“You don’t learn to walk by following rules. You learn by doing, and by falling over.” ~ Richard Branson
Do you remember a mistake you made in the last 30 days?
Do you remember what you learned out of it?
Then stop reading this post. Go, make more mistakes.
A mistake is the best thing that can happen to you when you learn from it.
It can tell you why something didn’t work. It can tell you what changes you need to make to get better. It can make you wiser.
Mistakes. Can. Make. You. Wiser.
Here’s a true story. A story of Vicky. Vicky met me at a local meetup two years back.
He had a couple of Internet business ideas he wanted to start. He was very passionate and thought his ideas were going to be a money-minting machine for him.
He wanted to pursue both the ideas simultaneously. Here’s how our conversation went:
Vicky: What do you think of it? Me: Pick any one.
Vicky: Which one should I pick? Me: The one that you can do everything possible to make successful.
Vicky: How do I know if one idea is better than the other? Me: I don't know. Make a decision. Experiment something around the idea. Gather some data and take it from there.
Vicky: What if I fail? Me: You will.
Vicky: I don't like to fail. What can I do? Me: Give up.
Vicky: I don't want to give up. What is the next best way? Me: Fail small; fail fast. Have shorter failure sprints. When you fail fast, you succeed fast too. Well, maybe.
“OK. Got it,” he said. But he didn’t get it.
Vicky: Will you be on board of my new startup? Me: No.
Vicky: You pick the equity percentage. I will be fine with it if you're joining my startp. How can we work it out? Me: No, thanks. I am dating another startup with 100% of my attention. Maybe next time. Fornow, you read Steve Blank's The Startup Owner's manual. It will help.
A year passed.
Vicky made the first release of his product. It was average. It had a lot of features which were not required. People did not show much interest in their product.
He was demotivated. He told me that he committed a huge mistake and wasted almost one year of his life working on something that is not going to be useful.
He also narrated how the freelancer he hired wanted more money from him to include more features.
Vicky believed he was smart. He figured out why the failure of his product was someone else’s fault. He found that the developer he hired was not good at design. Maybe his product was ahead of time. He made logical conclusions.
And he met me at another meetup:
Vicky: My product didn't work. I'm a failure now.
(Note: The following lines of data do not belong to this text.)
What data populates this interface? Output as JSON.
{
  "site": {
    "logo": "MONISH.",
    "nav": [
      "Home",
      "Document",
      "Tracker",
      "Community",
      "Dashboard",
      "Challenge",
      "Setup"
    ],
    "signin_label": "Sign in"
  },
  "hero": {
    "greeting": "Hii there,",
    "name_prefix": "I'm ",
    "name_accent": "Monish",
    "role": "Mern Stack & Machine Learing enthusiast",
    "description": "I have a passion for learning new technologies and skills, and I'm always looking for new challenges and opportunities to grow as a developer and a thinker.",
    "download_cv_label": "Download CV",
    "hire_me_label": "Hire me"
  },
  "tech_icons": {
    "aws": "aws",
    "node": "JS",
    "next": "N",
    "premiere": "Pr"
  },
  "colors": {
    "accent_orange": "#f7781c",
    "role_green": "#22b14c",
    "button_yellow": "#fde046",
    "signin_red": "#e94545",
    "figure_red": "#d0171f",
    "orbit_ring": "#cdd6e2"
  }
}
You might not want to talk to me. Me: Keep talking
Vicky: My product failed even though I put best of my efforts. Me: Is it?
Vicky: Actually, it was the developer. She took more time than she should have taken. Me: Did you not replace her?
Vicky: I could not. She was the only developer ready to work for the money I offered. Me: Why she took more time?
Vicky: She worked part time. This is the problem with technical people. They don't give their 100% all the time. Me: Why should someone give 100% of her time when you're paying 25% of what she should get paid?
Vicky: I don't know what to say ... Me: Do you know anyone who has bought a premium service for peantus?
Vicky: But people also did not want to use my product. They were not intersted in using new technology. Me: Why not?
Vicky: Maybe they are not computer savvy. Me: Why they are not computer savvy?
Vicky: Maybe it doesn't matter to their business at this point. Me: That's exactly the point. Did you get out of your building and meet 50 people who were your potential product users and interviewed them?
Vicky: No. Me: Do you remember that I told you to read Stevel Blank's The Startup Owner's Manual?
Vicky: Yes, but I thought I will read it once my product is built. Me: I see.
Vicky: What should I do next? Me: Learn from your mistakes and retry.
Vicky: Do you think that I commit a mistake? It's them. Not me. Me: LOL :D
Vicky: Why are you laughing? Me: Whose product failed?
Vicky: Mine. Me: Then who should be resposible for it?
Vicky: Who? Oh.. me :( But what mistakes did I make according to you? Me: You did not test your hypothesis. You did not go to market and speak with your potential customers. You tried to develop lot of features at once. You took lot of time. You hired cheap talent and expected they will do great work. And most important, you still blame others for your product not being successful.
Vicky: So what do you suggest? Me: I don't suggest anything. You find out. You are wiser now, aren't you?
Vicky: Got it. There is no point in justifying how other people negatively affected the end result. I could have executed it better. I made a mistake. Me: So execute your next project better. Good thing was that you made some decisions. It's a different matter that your decisions didn't work and turned out as a mistake. Now you know certain things need to change so you will do that.
Making a decision is much better than indecision.
The problem with indecision is that it is also a decision, albeit a passive one. A decision that you take by assuming that you haven’t taken any decision and wouldn’t have to deal with its consequences.
It’s not true.
Every decision has consequences and indecision is also a decision.
Mistakes are the results of decisions that didn’t work. Accept them. Learn from mistakes and retry once more.
You made a mistake, but it doesn’t mean you’re a failure. You’re alive. You’ve become wiser. So, retry. And then, retry once more.